Element data from apps and pages
#####
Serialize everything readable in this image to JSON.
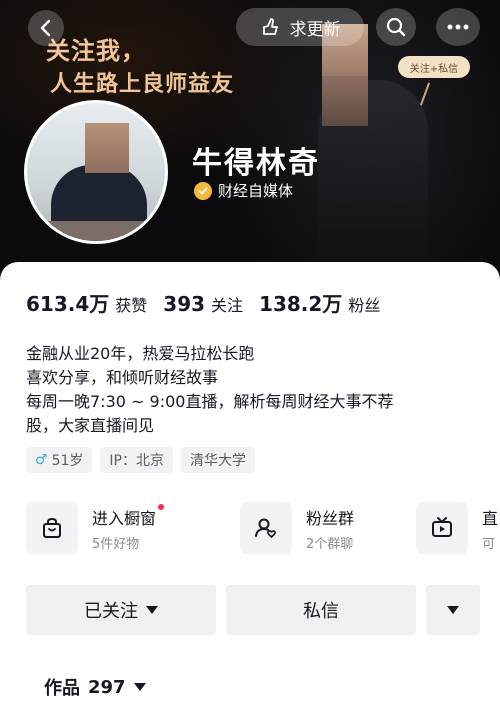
{
  "header": {
    "slogan_line1": "关注我，",
    "slogan_line2": "人生路上良师益友",
    "promo_tag": "关注+私信",
    "seek_label": "求更新",
    "icons": {
      "back": "chevron-left-icon",
      "seek": "hand-point-icon",
      "search": "search-icon",
      "more": "more-dots-icon"
    }
  },
  "profile": {
    "name": "牛得林奇",
    "verified_label": "财经自媒体",
    "verified_color": "#f5b93a"
  },
  "stats": [
    {
      "value": "613.4万",
      "label": "获赞"
    },
    {
      "value": "393",
      "label": "关注"
    },
    {
      "value": "138.2万",
      "label": "粉丝"
    }
  ],
  "bio": [
    "金融从业20年，热爱马拉松长跑",
    "喜欢分享，和倾听财经故事",
    "每周一晚7:30 ~ 9:00直播，解析每周财经大事不荐",
    "股，大家直播间见"
  ],
  "tags": {
    "gender_symbol": "♂",
    "age": "51岁",
    "ip": "IP：北京",
    "school": "清华大学"
  },
  "features": [
    {
      "title": "进入橱窗",
      "subtitle": "5件好物",
      "icon": "shopping-bag-icon",
      "has_dot": true
    },
    {
      "title": "粉丝群",
      "subtitle": "2个群聊",
      "icon": "fan-group-icon",
      "has_dot": false
    },
    {
      "title": "直",
      "subtitle": "可",
      "icon": "tv-icon",
      "has_dot": false
    }
  ],
  "actions": {
    "followed_label": "已关注",
    "message_label": "私信"
  },
  "works": {
    "label": "作品",
    "count": "297"
  },
  "colors": {
    "accent_red": "#fe2c55",
    "slogan_gold": "#f1c596",
    "gender_blue": "#3aa7e8"
  }
}
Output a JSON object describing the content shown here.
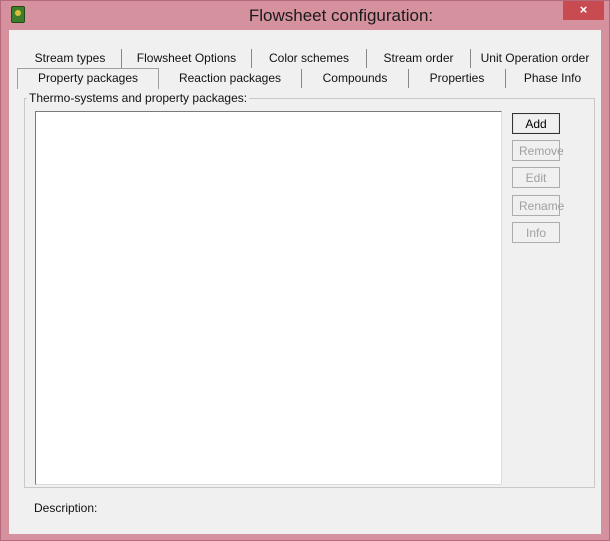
{
  "window": {
    "title": "Flowsheet configuration:",
    "close_glyph": "×"
  },
  "tabs": {
    "row1": [
      "Stream types",
      "Flowsheet Options",
      "Color schemes",
      "Stream order",
      "Unit Operation order"
    ],
    "row2": [
      "Property packages",
      "Reaction packages",
      "Compounds",
      "Properties",
      "Phase Info"
    ],
    "active": "Property packages"
  },
  "group": {
    "label": "Thermo-systems and property packages:"
  },
  "buttons": {
    "add": "Add",
    "remove": "Remove",
    "edit": "Edit",
    "rename": "Rename",
    "info": "Info"
  },
  "description": {
    "label": "Description:"
  },
  "colors": {
    "frame": "#d5919d",
    "close": "#c74b50",
    "client": "#f0f0f0"
  },
  "icons": {
    "app": "flowsheet-app-icon",
    "close": "close-icon"
  }
}
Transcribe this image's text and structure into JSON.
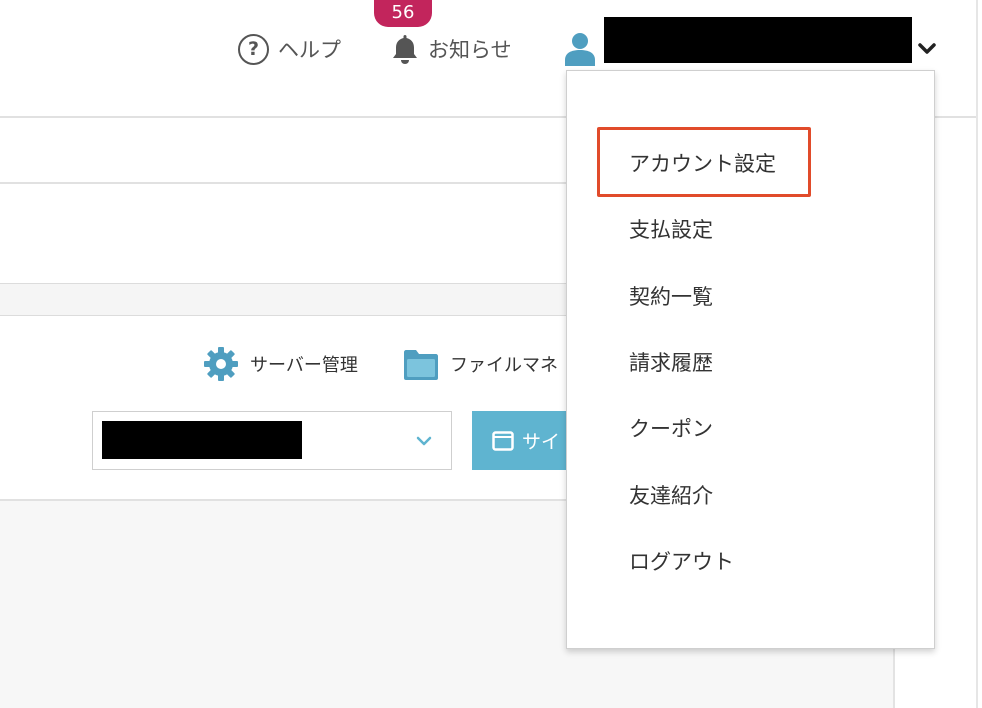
{
  "header": {
    "help_label": "ヘルプ",
    "notice_label": "お知らせ",
    "notice_count": "56",
    "user_name": ""
  },
  "toolbar": {
    "server_label": "サーバー管理",
    "file_label": "ファイルマネ",
    "select_value": "",
    "site_button_label": "サイ"
  },
  "dropdown": {
    "items": [
      {
        "label": "アカウント設定"
      },
      {
        "label": "支払設定"
      },
      {
        "label": "契約一覧"
      },
      {
        "label": "請求履歴"
      },
      {
        "label": "クーポン"
      },
      {
        "label": "友達紹介"
      },
      {
        "label": "ログアウト"
      }
    ]
  },
  "colors": {
    "badge": "#c2255c",
    "accent": "#5fb4d0",
    "highlight": "#e14b2a"
  },
  "icons": {
    "help": "question-circle-icon",
    "notice": "bell-icon",
    "user": "user-icon",
    "server": "gear-icon",
    "file": "folder-icon",
    "site": "window-icon",
    "chevron": "chevron-down-icon"
  }
}
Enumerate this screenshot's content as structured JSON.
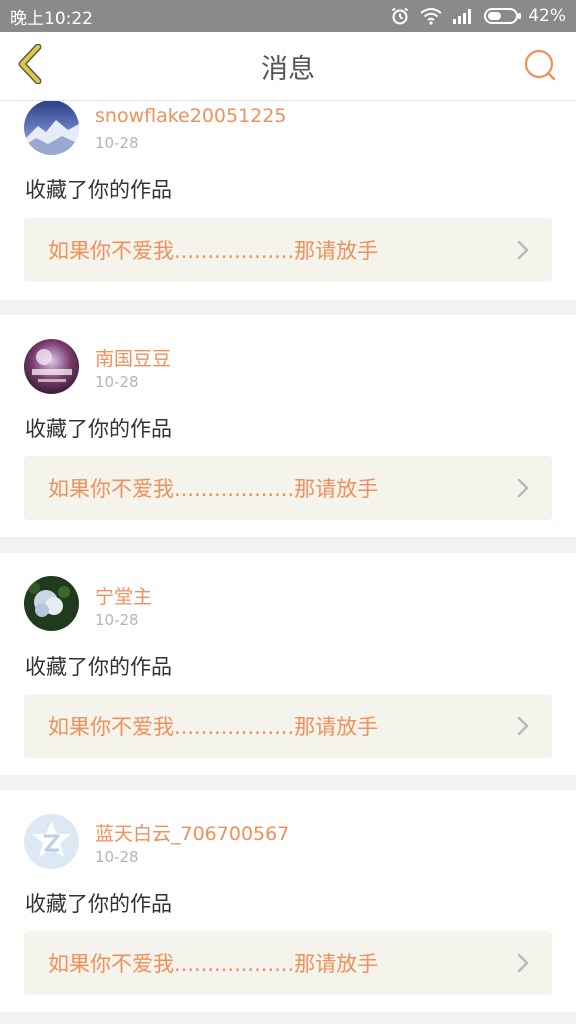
{
  "status_bar": {
    "time": "晚上10:22",
    "battery": "42%",
    "icons": [
      "alarm-icon",
      "wifi-icon",
      "signal-icon",
      "battery-icon"
    ]
  },
  "header": {
    "title": "消息",
    "back_icon": "chevron-left-icon",
    "search_icon": "search-icon"
  },
  "colors": {
    "accent": "#f0905a",
    "back_arrow": "#e7c83c",
    "card_bg": "#f4f3ec",
    "page_bg": "#f2f2f2",
    "status_bar_bg": "#8a8a8a"
  },
  "messages": [
    {
      "username": "snowflake20051225",
      "time": "10-28",
      "action": "收藏了你的作品",
      "work_title": "如果你不爱我..................那请放手"
    },
    {
      "username": "南国豆豆",
      "time": "10-28",
      "action": "收藏了你的作品",
      "work_title": "如果你不爱我..................那请放手"
    },
    {
      "username": "宁堂主",
      "time": "10-28",
      "action": "收藏了你的作品",
      "work_title": "如果你不爱我..................那请放手"
    },
    {
      "username": "蓝天白云_706700567",
      "time": "10-28",
      "action": "收藏了你的作品",
      "work_title": "如果你不爱我..................那请放手"
    }
  ]
}
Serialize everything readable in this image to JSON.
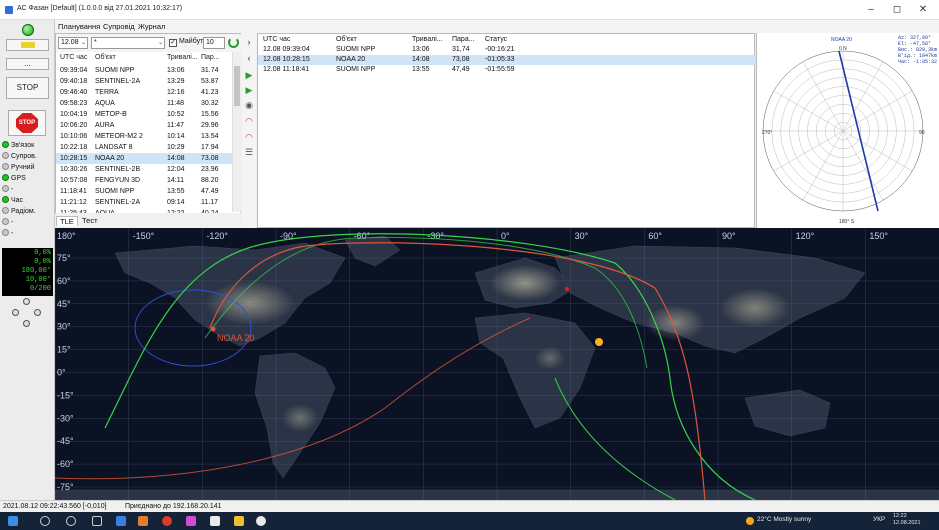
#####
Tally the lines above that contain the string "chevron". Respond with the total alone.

THE ANSWER:
3